You've made the trade. What's next?

The day your stock or exchange-traded fund (ETF) order is executed is called the trade date, or T for short. If it was a market order, T could be the day you placed it. With a limit order, T is the day the price was right.

But T isn't the end of the story. If you bought shares, you have to pay. And if you sold, you have to deliver the shares. A deal is a deal.

Think about it. If you're spending $2,500 for 100 shares of stock, what do you want before you turn over your money? You want the stock. And if you're selling, you want your money before you part with your shares.

Here's the complication. You can't meet at the market to make the exchange. In fact, neither the buyer nor seller has a clue who the other investor is. But the trade works perfectly anyway. If you buy, you get your shares, and if you sell, you get your money.

Two days to settle up

The successful exchange of cash and shares isn't magic or even good luck.

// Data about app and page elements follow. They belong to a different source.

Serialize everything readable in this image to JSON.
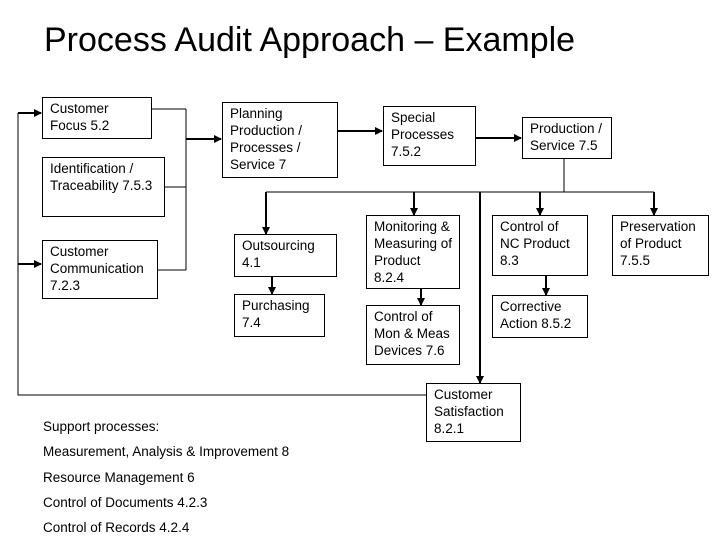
{
  "title": "Process Audit Approach – Example",
  "boxes": {
    "customer_focus": "Customer\nFocus 5.2",
    "identification": "Identification /\nTraceability 7.5.3",
    "customer_communication": "Customer\nCommunication\n7.2.3",
    "planning": "Planning\nProduction /\nProcesses /\nService 7",
    "special_processes": "Special\nProcesses\n7.5.2",
    "production_service": "Production /\nService 7.5",
    "outsourcing": "Outsourcing\n4.1",
    "purchasing": "Purchasing\n7.4",
    "monitoring": "Monitoring &\nMeasuring of\nProduct\n8.2.4",
    "control_mon_meas": "Control of\nMon & Meas\nDevices 7.6",
    "control_nc": "Control of\nNC Product\n8.3",
    "corrective_action": "Corrective\nAction 8.5.2",
    "preservation": "Preservation\nof Product\n7.5.5",
    "customer_satisfaction": "Customer\nSatisfaction\n8.2.1"
  },
  "support": {
    "heading": "Support processes:",
    "items": [
      "Measurement, Analysis & Improvement 8",
      "Resource Management 6",
      "Control of Documents 4.2.3",
      "Control of Records 4.2.4"
    ]
  }
}
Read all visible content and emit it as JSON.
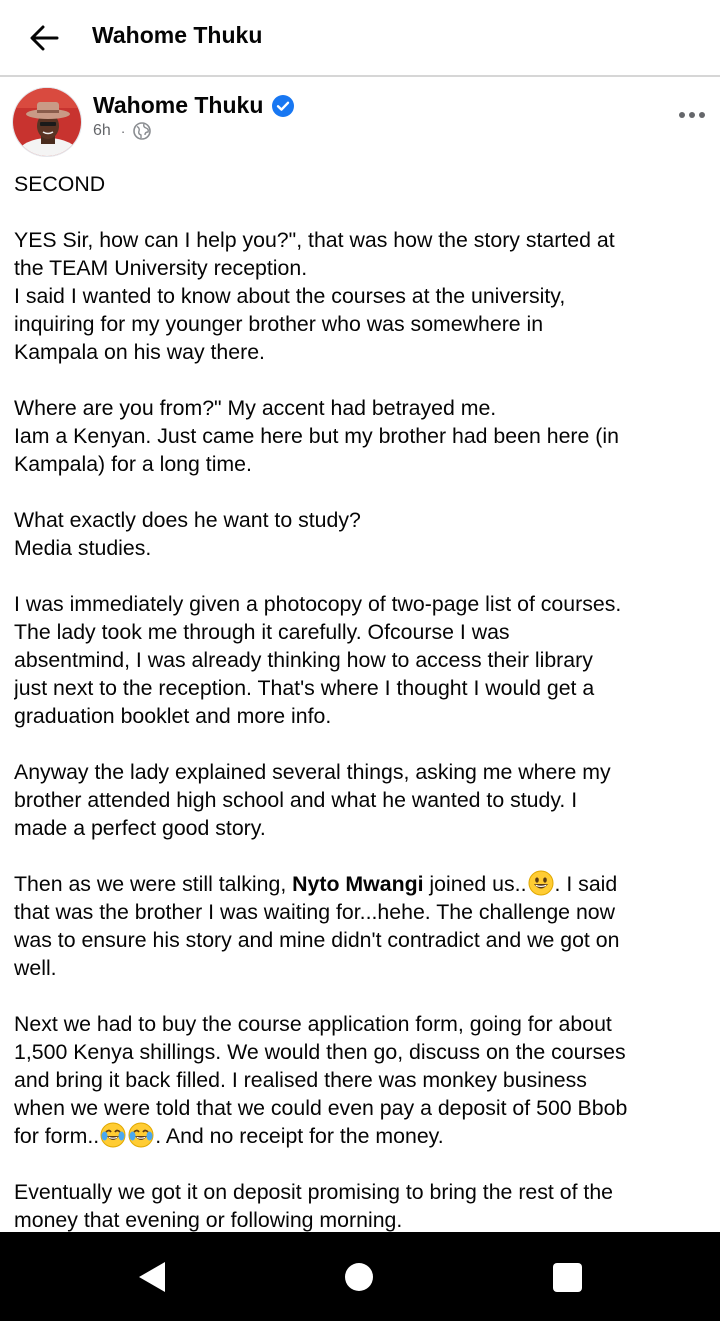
{
  "appbar": {
    "title": "Wahome Thuku"
  },
  "post": {
    "author": "Wahome Thuku",
    "time": "6h",
    "meta_separator": "·",
    "accent_color": "#1877f2",
    "paragraphs": [
      {
        "lines": [
          "SECOND"
        ]
      },
      {
        "lines": [
          "YES Sir, how can I help you?\", that was how the story started at",
          "the TEAM University reception.",
          "I said I wanted to know about the courses at the university,",
          "inquiring for my younger brother who was somewhere in",
          "Kampala on his way there."
        ]
      },
      {
        "lines": [
          "Where are you from?\" My accent had betrayed me.",
          "Iam a Kenyan. Just came here but my brother had been here (in",
          "Kampala) for a long time."
        ]
      },
      {
        "lines": [
          "What exactly does he want to study?",
          "Media studies."
        ]
      },
      {
        "lines": [
          "I was immediately given a photocopy of two-page list of courses.",
          "The lady took me through it carefully.  Ofcourse I was",
          "absentmind, I was already thinking how to access their library",
          "just next to the reception.  That's where I thought I would get a",
          "graduation booklet and more info."
        ]
      },
      {
        "lines": [
          "Anyway the lady explained several things, asking me where my",
          "brother attended high school and what he wanted to study. I",
          "made a perfect good story."
        ]
      },
      {
        "first_line": {
          "before": "Then as we were still talking,  ",
          "mention": "Nyto Mwangi",
          "after_mention": " joined us..",
          "after_emoji": ". I said"
        },
        "lines": [
          "that was the brother I was waiting for...hehe. The challenge now",
          "was to ensure his story and mine didn't contradict and we got on",
          "well."
        ]
      },
      {
        "lines": [
          "Next we had to buy the course application form, going for about",
          "1,500 Kenya shillings. We would then go, discuss on the courses",
          "and bring it back filled. I realised there was monkey business",
          "when we were told that we could even pay a deposit of 500 Bbob"
        ],
        "last_line": {
          "before": "for form..",
          "after": ". And no receipt for the money."
        }
      },
      {
        "lines": [
          "Eventually we got it on deposit promising to bring the rest of the",
          "money that evening or following morning."
        ]
      }
    ]
  },
  "icons": {
    "back": "arrow-left-icon",
    "verified": "verified-badge-icon",
    "privacy": "globe-icon",
    "more": "more-horizontal-icon",
    "emoji_grin": "grinning-face-emoji",
    "emoji_joy": "face-with-tears-of-joy-emoji"
  }
}
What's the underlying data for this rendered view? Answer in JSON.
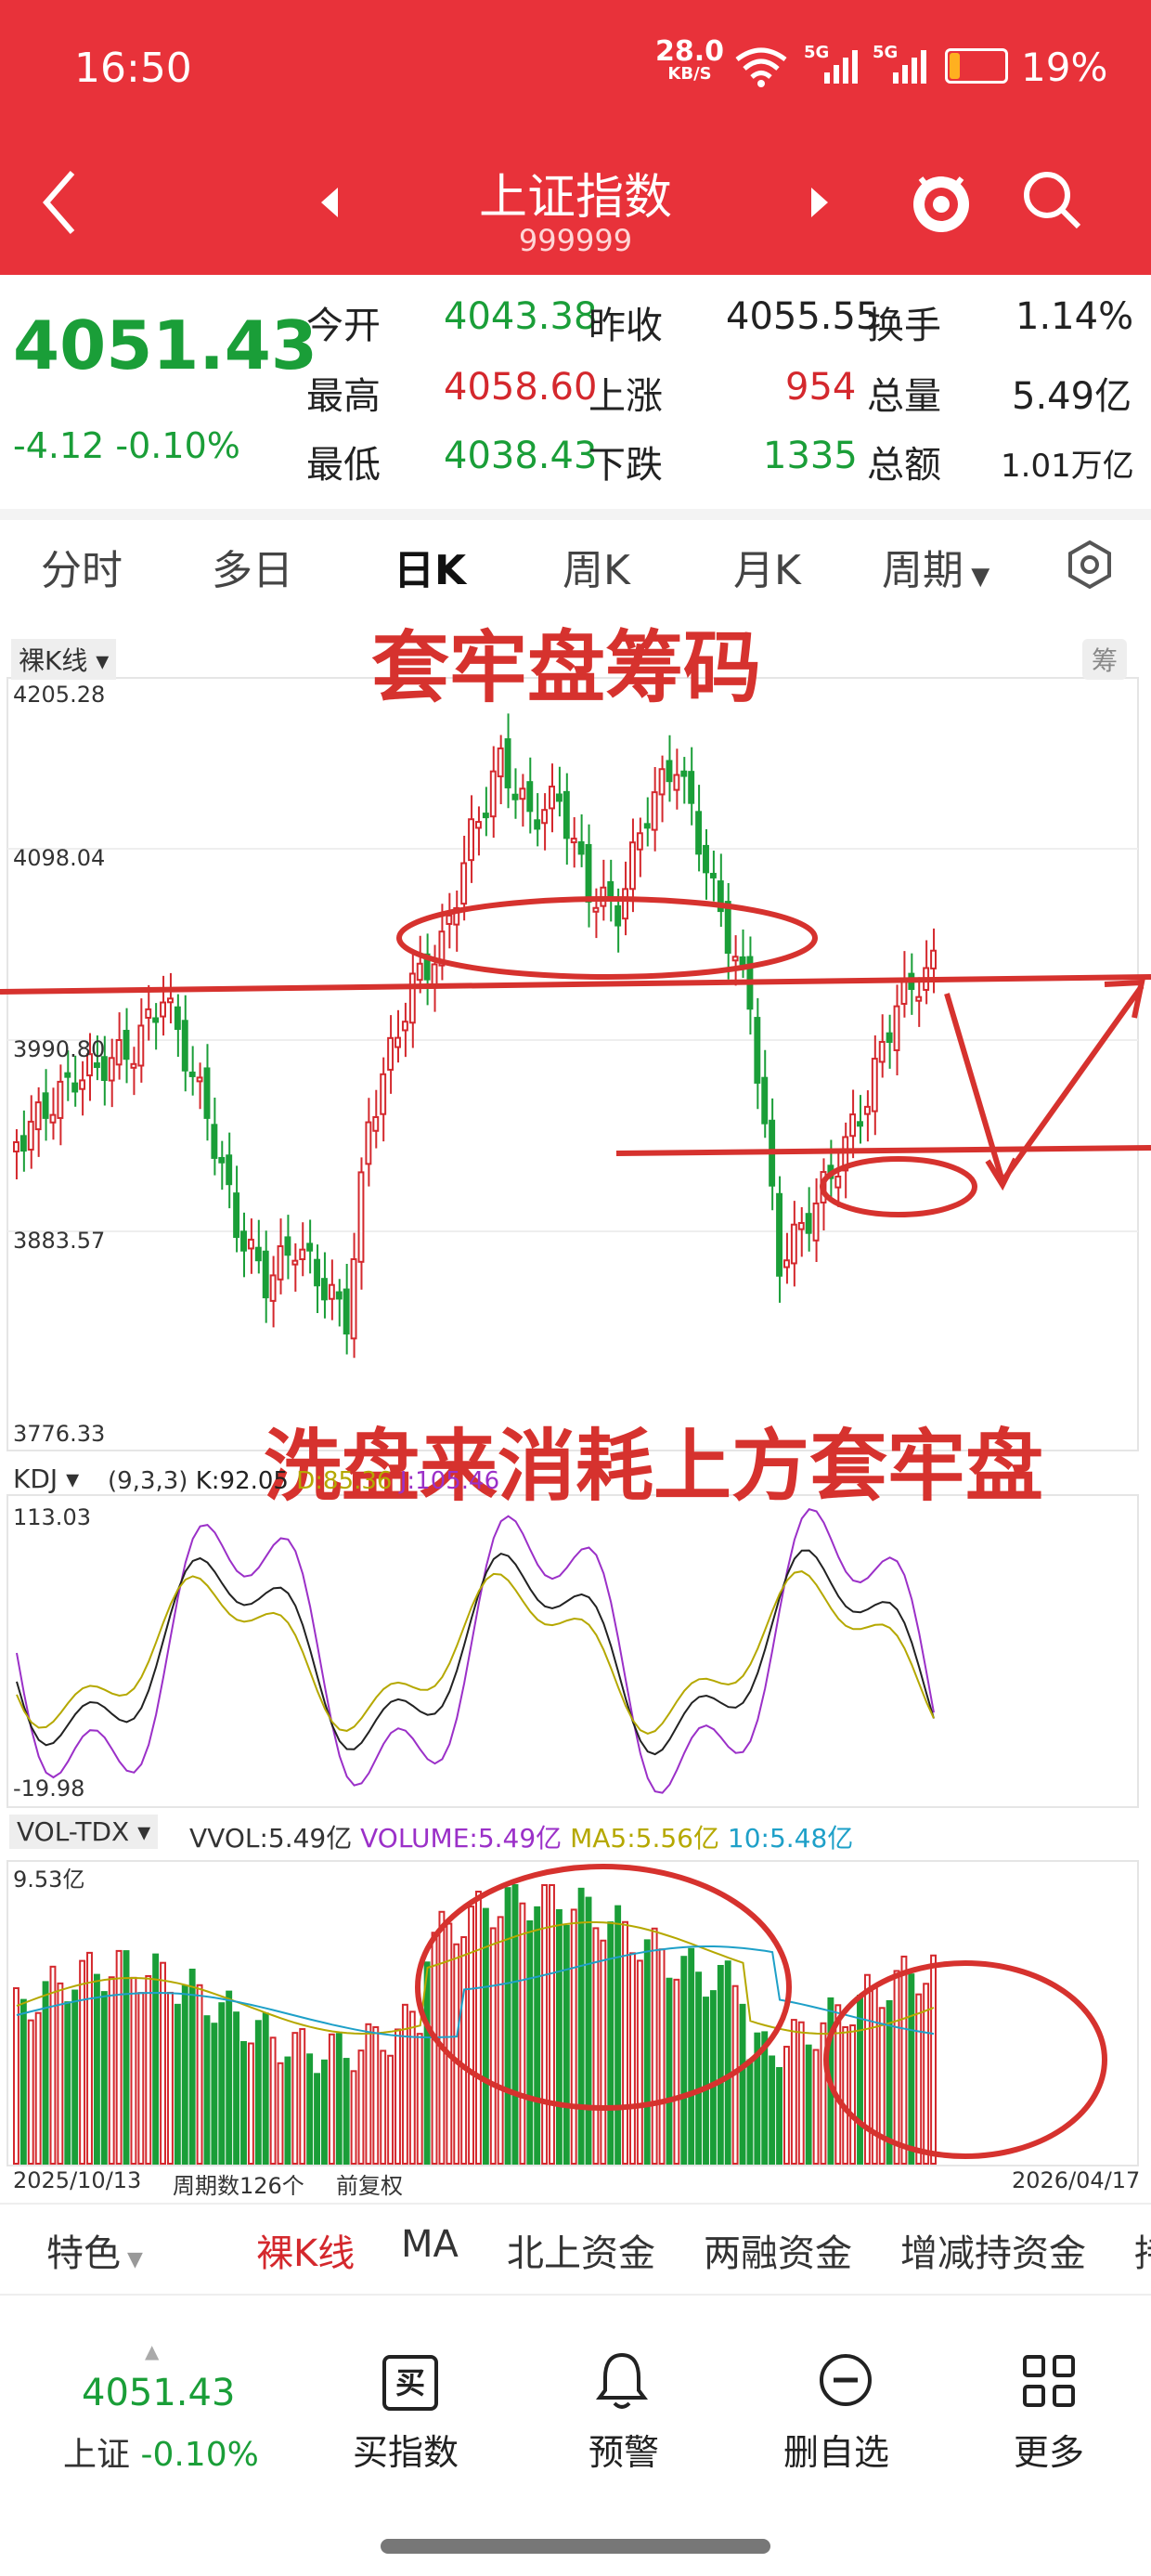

It's a process called clearance and settlement that starts on T and ends two trading days later, on T+2 for stocks and ETFs. Clearing and Settlement is handled through an organization called The Depository Trust and Clearing Corporation (DTCC for short). Here's the nitty-gritty:

  • Clearing starts immediately to confirm that all the details of a trade match, including the number of shares, the price, and the brokerage firms representing each side of the trade.
  • When the trade details are confirmed, the firms are legally required to complete the trade.
  • Starting at midnight of T+1, DTCC guarantees the trade will go through if a firm were to go bankrupt before the process is over.
  • On T+1, the firms are told how much money and how many shares they must deliver to complete all the transactions that occurred on T. To put that number in perspective, in 2013 nearly 4.5 billion shares on average changed hands every trade day on U.S. markets. And there are more than 250 trade days each year.
  • At settlement, on T+2, the firms deliver the shares and the money they owe and their accounts are credited with the shares and the money they're due.
  • Your firm updates your account to reflect that your purchase or sale has settled.

Electronic records smooth the way

One reason clearance and settlement work so well is that most stock and ETF ownership records are totally electronic, registered in what's known as street name. That makes it easy for DTCC to update who owns what.

Money transfers are handled electronically too. Your brokerage firm debits the money from your account and transfers it to its own account at DTCC. DTCC then moves it to the account of the firm representing the seller. That firm then credits the seller's account.

When business ends on T+2, the deal is done.